(3) It is destined for Divine fellowship. "And her child was caught up unto God, and to his throne" (ver. 5). Whatever might be the trials of the truly Christly, here is the end. Sublime destiny this. "God hath raised us up together, and made us sit together in heavenly places in Christ Jesus." Though the mother had in her trials and persecutions to flee unto the "wilderness," even there she was secure. "She had a place prepared of God."
II. SOCIAL FIENDHOOD. Not only is there a society on earth in which Christ is, but there is a society in which the devil is. "And there appeared another wonder in heaven; and behold a great red dragon, having seven heads," etc. There is as truly a social fiendhood as there is a social Christhood. The "great red dragon," the old serpent, the "prince of the power of the air," works in the children of disobedience everywhere. Two facts are suggested by the highly symbolic and probably uninterpretable description here given of this fiend in human society.
1. His possession of enormous power.
(1) Enormous power of intellect. "Seven heads." The devil has a larger amount of human intellect at his command than Christ; sevenfold, peradventure, more.
(2) Enormous power of execution. "Ten horns." Horns are the emblems of force. How mighty is the devil amongst men! He works in all the navies and armies of the world.
(3) Enormous power of empire. "Seven crowns [diadems] upon his heads." The human world abounds with chiefs and princelets, and kings and queens; but in how many is there Christhood? The "great red dragon" seems to master most, if not all; the "kingdom of Satan" is all but worldwide.
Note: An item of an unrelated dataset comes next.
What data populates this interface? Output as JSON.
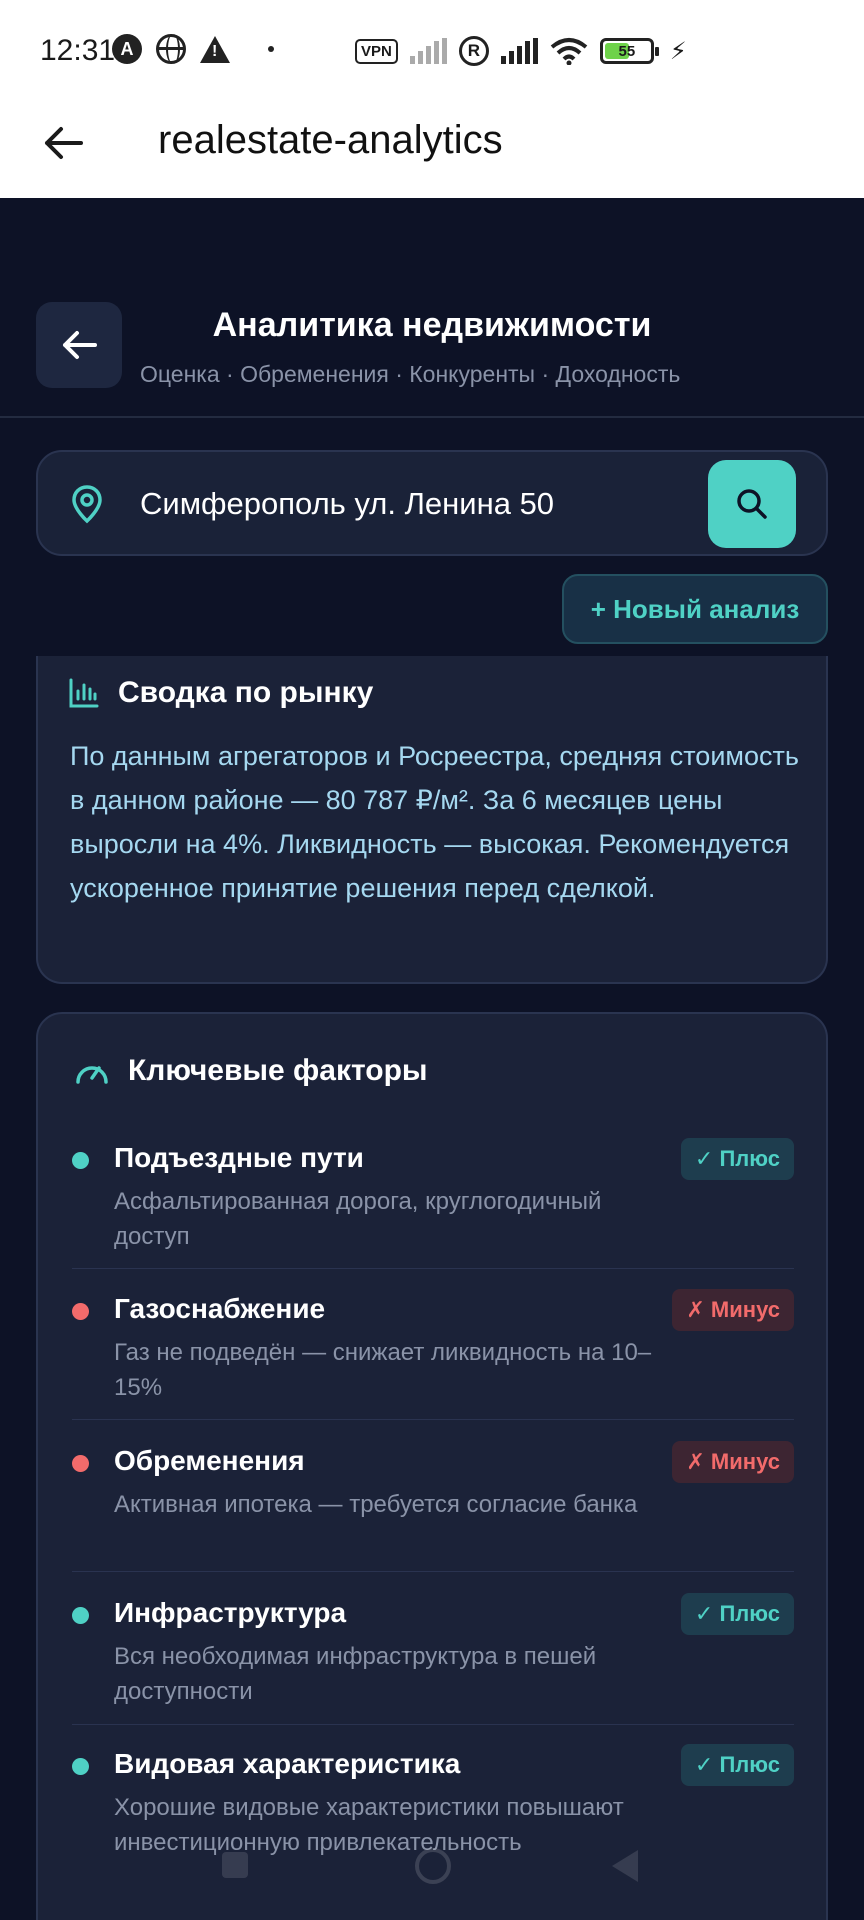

(4) Enormous power of mischief. "And his tail drew [draweth] the third part of the stars of heaven, and did cast them to the earth." There are stars in the moral firmament of the human soul, stars of social love, of reverent piety, of moral intuition, of spiritual insight, of infinite worship. These stars Satan sweeps away, and leaves us to grope our way in nocturnal gloom. Where are these stars seen in the political management of England today? Truly we are walking in darkness and have no light.
2. His determined antagonism to Christhood. It is said, "The dragon stood before the woman which was ready to be delivered, for to devour her child as soon as it was born." It is against Christ in his true Church, Christ in his few but multiplying progeny, that this "great red dragon" stood.
CONCLUSION This determined and active antagonism between social Christhood and social fiendhood is a commentary on the old text, "I will put enmity between thee and the woman, and between thy seed and her seed." It explains, moreover, all domestic conflicts, all political battlings, and national wars. Evil and good are at war on this earth. This is the grand campaign, inspiring and explaining all other feuds. - D. T.
Parallel VersesKJV: And there appeared a great wonder in heaven; a woman clothed with the sun, and the moon under her feet, and upon her head a crown of twelve stars: